Hard-line groups such as the Islamic People’s Forum (FUI) and the Islamic Defenders Front (FPI) have condemned the Grammy-award winning pop star for allegedly indulging in “pornography” and promoting “satanic values”.
The FPI even threatened to send its members to intercept Gaga at the Soekarno-Hatta International Airport to prevent her from setting foot in the country.
"It's clear that the promoter's decision to cancel the concert was a result of pressure and threats," Hendardi said.
"The tug of war from this [concert] permit acquisition demonstrates that this isn't just a technical matter about the law, but rather has become a political issue that will highly benefit the groups that are controlling it," he added.
Similarly, another critic says that the cancelation of Lady Gaga's concert could lead to negative international perceptions on Indonesia's ability to be a democratic country that guarantees freedom of expression and multiculturalism.
"The world community may still see that Indonesia is a democratic country despite the outcome of this Lady Gaga incident, but they will see the country as one where freedom of expression and different opinions are hampered," Otho Hernowo Hadi, a University of Indonesia social science and politics professor told The Jakarta Post on Sunday.
"It may even be possible that the handling of this controversy could lower Indonesia's democracy index."
The public could also lose trust in the police, Otho said.

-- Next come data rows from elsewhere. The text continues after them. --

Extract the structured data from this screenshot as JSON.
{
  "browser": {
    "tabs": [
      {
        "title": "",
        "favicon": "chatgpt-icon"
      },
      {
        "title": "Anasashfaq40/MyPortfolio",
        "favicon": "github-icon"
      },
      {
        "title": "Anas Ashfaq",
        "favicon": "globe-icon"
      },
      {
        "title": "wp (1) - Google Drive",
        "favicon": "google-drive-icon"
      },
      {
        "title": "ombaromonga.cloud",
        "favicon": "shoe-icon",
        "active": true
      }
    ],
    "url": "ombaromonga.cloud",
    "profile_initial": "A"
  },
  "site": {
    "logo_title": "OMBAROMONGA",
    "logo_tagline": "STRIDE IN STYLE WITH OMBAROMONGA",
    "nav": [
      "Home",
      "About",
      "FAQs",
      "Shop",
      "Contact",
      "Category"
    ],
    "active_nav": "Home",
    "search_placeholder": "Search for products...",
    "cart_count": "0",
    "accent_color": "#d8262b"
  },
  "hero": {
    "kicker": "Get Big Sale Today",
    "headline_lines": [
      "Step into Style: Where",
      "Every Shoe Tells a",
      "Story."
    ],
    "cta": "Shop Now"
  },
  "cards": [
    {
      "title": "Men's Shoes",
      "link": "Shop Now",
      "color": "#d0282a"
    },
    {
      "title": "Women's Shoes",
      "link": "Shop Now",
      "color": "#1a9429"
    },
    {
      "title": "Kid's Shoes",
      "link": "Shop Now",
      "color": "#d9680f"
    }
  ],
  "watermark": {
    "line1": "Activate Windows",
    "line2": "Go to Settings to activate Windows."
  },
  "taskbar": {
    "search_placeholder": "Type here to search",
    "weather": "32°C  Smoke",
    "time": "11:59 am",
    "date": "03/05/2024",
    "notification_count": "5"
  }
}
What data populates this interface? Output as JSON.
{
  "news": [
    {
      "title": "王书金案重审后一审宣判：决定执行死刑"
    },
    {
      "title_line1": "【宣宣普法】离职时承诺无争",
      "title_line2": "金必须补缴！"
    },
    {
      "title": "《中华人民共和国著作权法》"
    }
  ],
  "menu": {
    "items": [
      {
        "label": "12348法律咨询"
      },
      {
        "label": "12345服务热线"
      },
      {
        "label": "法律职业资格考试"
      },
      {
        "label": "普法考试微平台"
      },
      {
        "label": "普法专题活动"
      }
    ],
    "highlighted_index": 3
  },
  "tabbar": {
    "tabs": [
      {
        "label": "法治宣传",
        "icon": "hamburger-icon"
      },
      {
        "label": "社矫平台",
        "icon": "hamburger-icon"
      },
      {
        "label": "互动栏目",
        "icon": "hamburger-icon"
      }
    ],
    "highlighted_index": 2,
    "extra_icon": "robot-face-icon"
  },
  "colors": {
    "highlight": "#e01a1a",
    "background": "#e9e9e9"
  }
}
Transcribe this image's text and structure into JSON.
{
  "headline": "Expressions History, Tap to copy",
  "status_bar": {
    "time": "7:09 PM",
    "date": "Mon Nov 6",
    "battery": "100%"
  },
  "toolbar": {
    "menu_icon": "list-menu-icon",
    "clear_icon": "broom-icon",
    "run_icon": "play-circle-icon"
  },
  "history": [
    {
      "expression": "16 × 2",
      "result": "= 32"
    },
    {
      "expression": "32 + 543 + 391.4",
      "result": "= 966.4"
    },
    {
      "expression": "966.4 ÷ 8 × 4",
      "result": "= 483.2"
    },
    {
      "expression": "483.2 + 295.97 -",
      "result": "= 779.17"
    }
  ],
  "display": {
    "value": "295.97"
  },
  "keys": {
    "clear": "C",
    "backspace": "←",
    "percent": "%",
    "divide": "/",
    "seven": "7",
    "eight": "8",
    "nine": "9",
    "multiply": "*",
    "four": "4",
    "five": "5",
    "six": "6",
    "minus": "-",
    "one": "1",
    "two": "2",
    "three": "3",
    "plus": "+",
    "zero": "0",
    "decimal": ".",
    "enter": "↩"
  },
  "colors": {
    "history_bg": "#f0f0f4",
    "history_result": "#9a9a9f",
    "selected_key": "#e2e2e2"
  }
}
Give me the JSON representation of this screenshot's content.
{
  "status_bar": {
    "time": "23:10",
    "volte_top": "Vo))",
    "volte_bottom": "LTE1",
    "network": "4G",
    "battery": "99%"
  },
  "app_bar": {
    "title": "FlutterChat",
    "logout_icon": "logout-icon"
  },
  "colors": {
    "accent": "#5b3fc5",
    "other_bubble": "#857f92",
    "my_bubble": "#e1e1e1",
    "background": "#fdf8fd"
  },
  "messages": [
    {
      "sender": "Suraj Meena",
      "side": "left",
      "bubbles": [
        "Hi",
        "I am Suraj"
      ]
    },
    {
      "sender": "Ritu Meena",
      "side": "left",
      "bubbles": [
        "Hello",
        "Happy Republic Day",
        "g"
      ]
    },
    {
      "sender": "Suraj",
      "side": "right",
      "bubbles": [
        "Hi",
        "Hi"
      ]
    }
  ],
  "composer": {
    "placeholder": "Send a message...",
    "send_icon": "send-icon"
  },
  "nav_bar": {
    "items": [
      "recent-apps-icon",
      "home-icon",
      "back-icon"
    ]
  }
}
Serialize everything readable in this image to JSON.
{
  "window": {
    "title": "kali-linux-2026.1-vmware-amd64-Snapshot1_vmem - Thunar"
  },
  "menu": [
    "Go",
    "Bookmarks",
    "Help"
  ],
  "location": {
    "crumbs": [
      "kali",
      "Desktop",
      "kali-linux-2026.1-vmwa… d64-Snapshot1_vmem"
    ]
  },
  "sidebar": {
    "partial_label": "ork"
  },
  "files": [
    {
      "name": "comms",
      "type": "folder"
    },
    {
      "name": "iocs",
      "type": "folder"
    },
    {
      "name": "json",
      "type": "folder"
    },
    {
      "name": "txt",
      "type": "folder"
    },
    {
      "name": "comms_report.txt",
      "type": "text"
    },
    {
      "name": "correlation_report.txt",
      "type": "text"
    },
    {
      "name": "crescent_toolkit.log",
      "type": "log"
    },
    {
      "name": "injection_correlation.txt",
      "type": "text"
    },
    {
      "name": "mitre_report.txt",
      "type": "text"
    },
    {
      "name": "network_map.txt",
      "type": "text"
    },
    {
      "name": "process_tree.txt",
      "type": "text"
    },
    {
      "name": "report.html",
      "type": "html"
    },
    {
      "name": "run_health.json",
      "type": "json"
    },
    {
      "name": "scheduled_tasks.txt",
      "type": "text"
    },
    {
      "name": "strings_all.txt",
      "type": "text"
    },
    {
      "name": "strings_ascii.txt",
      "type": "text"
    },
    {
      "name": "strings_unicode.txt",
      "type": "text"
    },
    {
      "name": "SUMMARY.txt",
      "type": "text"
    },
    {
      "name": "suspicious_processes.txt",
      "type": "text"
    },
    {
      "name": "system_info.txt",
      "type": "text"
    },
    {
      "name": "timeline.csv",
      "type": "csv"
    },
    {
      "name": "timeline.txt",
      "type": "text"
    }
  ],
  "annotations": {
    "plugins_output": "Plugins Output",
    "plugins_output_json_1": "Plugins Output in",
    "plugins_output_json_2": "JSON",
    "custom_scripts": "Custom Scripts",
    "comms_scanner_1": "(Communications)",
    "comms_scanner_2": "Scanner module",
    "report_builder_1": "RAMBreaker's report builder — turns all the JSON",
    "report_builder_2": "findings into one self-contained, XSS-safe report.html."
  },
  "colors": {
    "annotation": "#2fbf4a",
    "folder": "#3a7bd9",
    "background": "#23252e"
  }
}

"I am certain that strong pressure from minority groups had an indirect influence on the police's decisions throughout this controversy, even if they won't admit it," he said.
Whatever the motive of the police, Otho said that the outcome of this controversy is "a defeat for security".
"The public will see that the state is bowing down to these little groups, and it will set a bad precedent on freedom of expression. It could be that people will be afraid to freely express themselves unless they do so according to the limitations set by these little groups," Otho said.
Separately, an official at the Tourism and Creative Economy Ministry said that his office respected the decision of US diva Lady Gaga’s management to cancel her show in Jakarta, but denied that the cancellation would prompt other foreign performers to follow suit.
The ministry’s director general for cultural value, arts and film, Ukus Kuswara, told The Jakarta Post on Sunday that the ministry considered the decision made by Gaga’s management the best solution under the circumstances.
“I believe that Indonesia will remain an interesting destination for international musicians as well as a potential market for them. In the future, we will have to improve communication between relevant parties,” he added.
The ministry previously endorsed Gaga’s performance, citing that the Grammy-award singer would boost tourism in the country.
Ministry data show that around 12,000 foreign tourists from Australia, the Philippines and other ASEAN and Middle Eastern countries had bought tickets to the concert and had booked rooms in three- and four-star hotels in Jakarta.
The singer was scheduled to perform at Bung Karno Stadium in Jakarta on June 3.
However, local promoter Big Daddy Entertainment said in a press conference on Sunday morning that Gaga's management had decided to cancel her gig in Jakarta, citing "security reasons" amid a hostile response from several hard-line groups in the country.
A total of 52,000 tickets, with prices ranging from Rp 465,000 (US$50.75) to Rp 2.25 million, have already been sold since tickets sales opened on March 10.